───── Exercise materials ─────

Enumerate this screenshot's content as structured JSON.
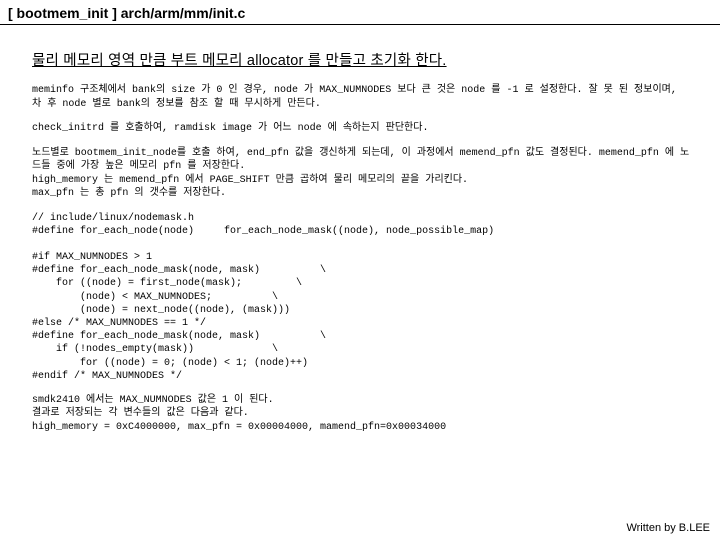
{
  "header": {
    "title": "[ bootmem_init ] arch/arm/mm/init.c"
  },
  "body": {
    "title": "물리 메모리 영역 만큼 부트 메모리 allocator 를 만들고 초기화 한다.",
    "para1": "meminfo 구조체에서 bank의 size 가 0 인 경우, node 가 MAX_NUMNODES 보다 큰 것은 node 를 -1 로 설정한다. 잘 못 된 정보이며, 차 후 node 별로 bank의 정보를 참조 할 때 무시하게 만든다.",
    "para2": "check_initrd 를 호출하여, ramdisk image 가 어느 node 에 속하는지 판단한다.",
    "para3": "노드별로 bootmem_init_node를 호출 하여, end_pfn 값을 갱신하게 되는데, 이 과정에서 memend_pfn 값도 결정된다. memend_pfn 에 노드들 중에 가장 높은 메모리 pfn 를 저장한다.\nhigh_memory 는 memend_pfn 에서 PAGE_SHIFT 만큼 곱하여 물리 메모리의 끝을 가리킨다.\nmax_pfn 는 총 pfn 의 갯수를 저장한다.",
    "code1": "// include/linux/nodemask.h\n#define for_each_node(node)     for_each_node_mask((node), node_possible_map)\n\n#if MAX_NUMNODES > 1\n#define for_each_node_mask(node, mask)          \\\n    for ((node) = first_node(mask);         \\\n        (node) < MAX_NUMNODES;          \\\n        (node) = next_node((node), (mask)))\n#else /* MAX_NUMNODES == 1 */\n#define for_each_node_mask(node, mask)          \\\n    if (!nodes_empty(mask))             \\\n        for ((node) = 0; (node) < 1; (node)++)\n#endif /* MAX_NUMNODES */",
    "para4": "smdk2410 에서는 MAX_NUMNODES 값은 1 이 된다.\n결과로 저장되는 각 변수들의 값은 다음과 같다.\nhigh_memory = 0xC4000000, max_pfn = 0x00004000, mamend_pfn=0x00034000"
  },
  "footer": {
    "credit": "Written by B.LEE"
  }
}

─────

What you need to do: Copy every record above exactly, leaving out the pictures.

Solution to the problem:
Enumerate this screenshot's content as structured JSON.
{
  "header": {
    "title": "[ bootmem_init ] arch/arm/mm/init.c"
  },
  "body": {
    "title": "물리 메모리 영역 만큼 부트 메모리 allocator 를 만들고 초기화 한다.",
    "para1": "meminfo 구조체에서 bank의 size 가 0 인 경우, node 가 MAX_NUMNODES 보다 큰 것은 node 를 -1 로 설정한다. 잘 못 된 정보이며, 차 후 node 별로 bank의 정보를 참조 할 때 무시하게 만든다.",
    "para2": "check_initrd 를 호출하여, ramdisk image 가 어느 node 에 속하는지 판단한다.",
    "para3": "노드별로 bootmem_init_node를 호출 하여, end_pfn 값을 갱신하게 되는데, 이 과정에서 memend_pfn 값도 결정된다. memend_pfn 에 노드들 중에 가장 높은 메모리 pfn 를 저장한다.\nhigh_memory 는 memend_pfn 에서 PAGE_SHIFT 만큼 곱하여 물리 메모리의 끝을 가리킨다.\nmax_pfn 는 총 pfn 의 갯수를 저장한다.",
    "code1": "// include/linux/nodemask.h\n#define for_each_node(node)     for_each_node_mask((node), node_possible_map)\n\n#if MAX_NUMNODES > 1\n#define for_each_node_mask(node, mask)          \\\n    for ((node) = first_node(mask);         \\\n        (node) < MAX_NUMNODES;          \\\n        (node) = next_node((node), (mask)))\n#else /* MAX_NUMNODES == 1 */\n#define for_each_node_mask(node, mask)          \\\n    if (!nodes_empty(mask))             \\\n        for ((node) = 0; (node) < 1; (node)++)\n#endif /* MAX_NUMNODES */",
    "para4": "smdk2410 에서는 MAX_NUMNODES 값은 1 이 된다.\n결과로 저장되는 각 변수들의 값은 다음과 같다.\nhigh_memory = 0xC4000000, max_pfn = 0x00004000, mamend_pfn=0x00034000"
  },
  "footer": {
    "credit": "Written by B.LEE"
  }
}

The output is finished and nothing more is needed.